That would imply that Facebook is compelling the sheriff’s office to violate Robinson’s First Amendment rights, said LoMonte. “It betrays a lack of complete and thorough understanding of how social media works.”
He added that it also ignores how much local law enforcement agencies now rely on Facebook for basic communication with the public.
“Police agencies will refer you to their Facebook page in the way they used to refer you to press releases 20 or 30 years ago,” LoMonte said. “If you’re not permitted to see that page, you’re losing out on information.”
Robinson’s attorney, JT Morris, argued that comment threads on Facebook posts hosted by government entities are de facto public forums.
“Just like a town hall meeting in the physical world,” he said.
It’ll be up to the 5th Circuit to decide whose argument holds water. The court could decide to bump Robinson’s case back down to the trial court in Dallas, which is what she’s asking them to do. That would mean that the lower court would get a do-over, and a mandate from the 5th Circuit to look more closely at some aspect of the case.
Or, the court could agree with the trial court and dismiss the case.

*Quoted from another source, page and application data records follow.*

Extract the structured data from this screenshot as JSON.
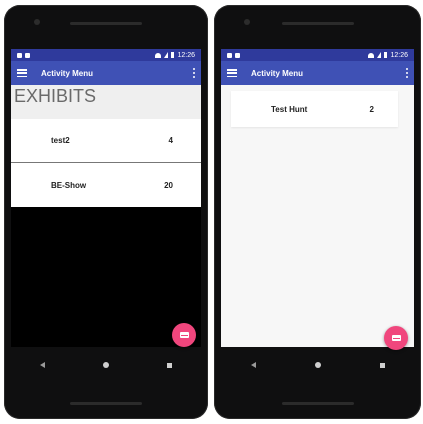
{
  "status": {
    "time": "12:26"
  },
  "left": {
    "appbar_title": "Activity Menu",
    "section_title": "EXHIBITS",
    "rows": [
      {
        "name": "test2",
        "count": "4"
      },
      {
        "name": "BE-Show",
        "count": "20"
      }
    ]
  },
  "right": {
    "appbar_title": "Activity Menu",
    "rows": [
      {
        "name": "Test Hunt",
        "count": "2"
      }
    ]
  },
  "icons": {
    "menu": "hamburger-icon",
    "overflow": "overflow-menu-icon",
    "fab": "mail-icon",
    "nav_back": "back-icon",
    "nav_home": "home-icon",
    "nav_recent": "recent-apps-icon"
  },
  "colors": {
    "appbar": "#3f51b5",
    "statusbar": "#2f3a9c",
    "fab": "#f0467d"
  }
}
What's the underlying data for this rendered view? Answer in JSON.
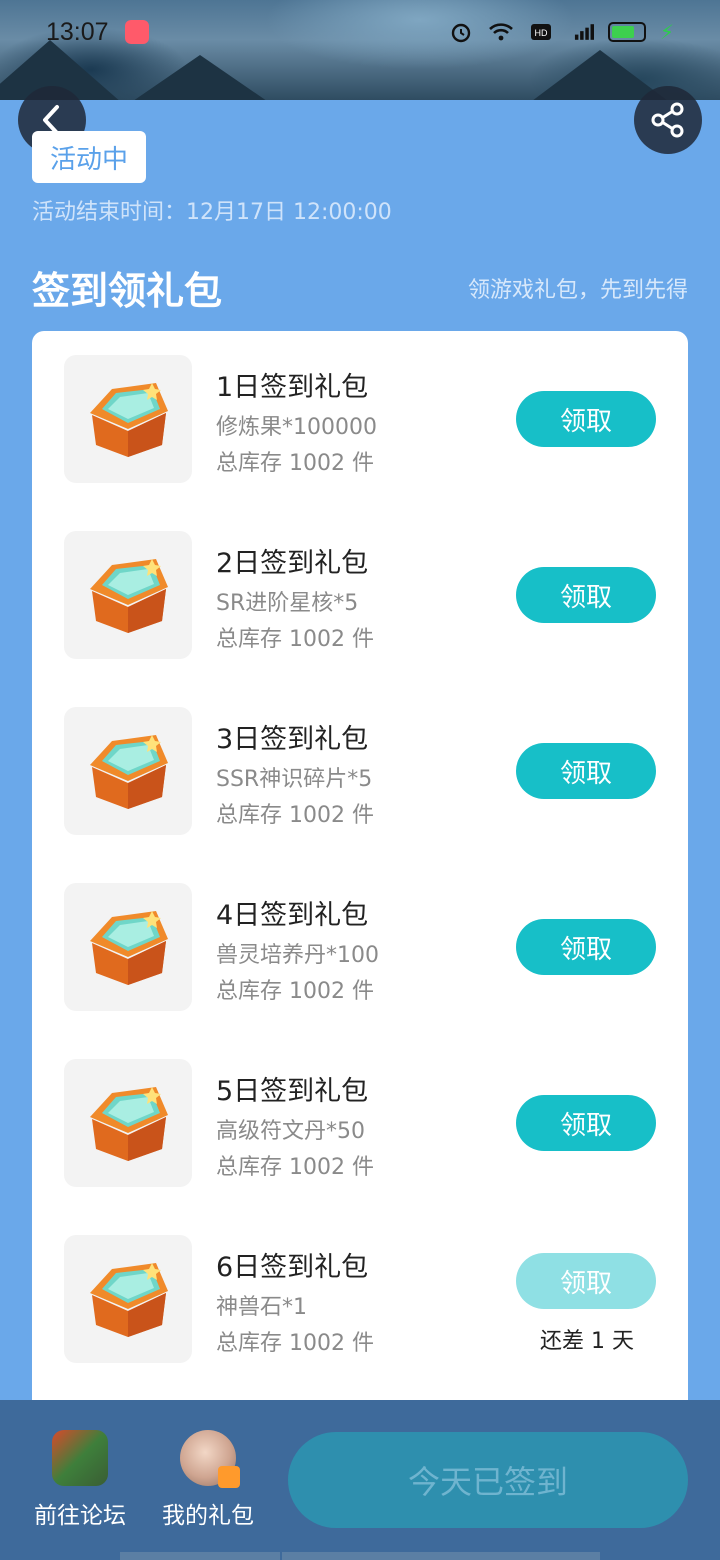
{
  "status_bar": {
    "time": "13:07",
    "icons": [
      "alarm-icon",
      "wifi-icon",
      "hd-icon",
      "signal-4g-icon",
      "battery-icon",
      "charging-icon"
    ]
  },
  "header": {
    "back_icon": "chevron-left-icon",
    "share_icon": "share-icon"
  },
  "activity": {
    "badge": "活动中",
    "end_time": "活动结束时间：12月17日 12:00:00"
  },
  "section": {
    "title": "签到领礼包",
    "subtitle": "领游戏礼包，先到先得"
  },
  "gifts": [
    {
      "name": "1日签到礼包",
      "content": "修炼果*100000",
      "stock": "总库存 1002 件",
      "button": "领取",
      "enabled": true
    },
    {
      "name": "2日签到礼包",
      "content": "SR进阶星核*5",
      "stock": "总库存 1002 件",
      "button": "领取",
      "enabled": true
    },
    {
      "name": "3日签到礼包",
      "content": "SSR神识碎片*5",
      "stock": "总库存 1002 件",
      "button": "领取",
      "enabled": true
    },
    {
      "name": "4日签到礼包",
      "content": "兽灵培养丹*100",
      "stock": "总库存 1002 件",
      "button": "领取",
      "enabled": true
    },
    {
      "name": "5日签到礼包",
      "content": "高级符文丹*50",
      "stock": "总库存 1002 件",
      "button": "领取",
      "enabled": true
    },
    {
      "name": "6日签到礼包",
      "content": "神兽石*1",
      "stock": "总库存 1002 件",
      "button": "领取",
      "enabled": false,
      "remain": "还差 1 天"
    }
  ],
  "bottom": {
    "forum_label": "前往论坛",
    "mygift_label": "我的礼包",
    "signin_label": "今天已签到"
  },
  "colors": {
    "page_bg": "#6aa8ea",
    "accent": "#17bfc8",
    "accent_disabled": "#8fe0e4",
    "bottom_bar": "#3e6a9b"
  }
}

At that point, Robinson might appeal to the U.S. Supreme Court, but there’s no guarantee that the highest court would take it on. But if there are disagreements between the 5th Circuit and 2nd Circuit court decisions, for example — or any at that level — it boosts the likelihood that the Supreme Court will be interested in ruling on the issue, according to First Amendment lawyers.
“The Supreme Court has never addressed the issue of whether government’s use of an interactive social media creates a public forum or not,” said Lyrissa Lidsky, law professor and dean of the University of Missouri School of Law. “The issue is new enough that it hasn’t worked its way through the appellate process to get a statement from a variety of appellate courts or the Supreme Court.”
Various politicians in Texas and around the country have sparked criticism for blocking people on social media. Back in 2011, then-Texas Gov. Rick Perry drew attention for blocking some journalists from his Twitter account. At the time, his spokesperson defended the practice as legal because it was Perry's personal account.
That’s a similar argument to the one President Donald Trump has made in response to a case brought against him last year by seven Twitter users for blocking them from his @realDonaldTrump account. In May, a federal judge in New York ruled that because Trump uses his account for official presidential business, his personal Twitter page qualifies as a public forum. By blocking people he disagreed with, the court said Trump was violating the First Amendment. The Trump administration appealed the case to the 2nd Circuit, and a date for oral arguments has yet to be set.
In a friend-of-the-court brief in support of the plaintiffs in the Trump case, civil liberties group Electronic Frontier Foundation called government use of social media “the rule now, not the exception” that could conceivably become the main form of citizen interaction with government. “As a result,” the group wrote, “members of the public must have a cognizable First Amendment right to receive such otherwise public communications from the government, and to participate in the forums that are created.”
Some courts have sided with government officials in such cases. In Kentucky, Drew Morgan and Mary Hargis sued Governor Matt Bevin for blocking their critical comments on his Facebook page, saying the governor was curbing free speech. The court denied the plaintiffs’ claims, arguing that neither Facebook nor Twitter qualifies as a traditional public forum “necessitating the highest level of scrutiny.”
But cases outside of Texas’ federal court jurisdiction — like the Kentucky case or the Trump Twitter case — won’t be binding in Texas courts unless they make it to the Supreme Court.
A win for Robinson could spark more legal action in Texas. After the ruling in Trump’s Twitter case, state Rep. Briscoe Cain, R-Deer Park, tweeted: “In honor of some liberal NY judge telling @realDonaldTrump he can’t block people on twitter, I will be BLOCKING a lot [sic] liberal trolls today.”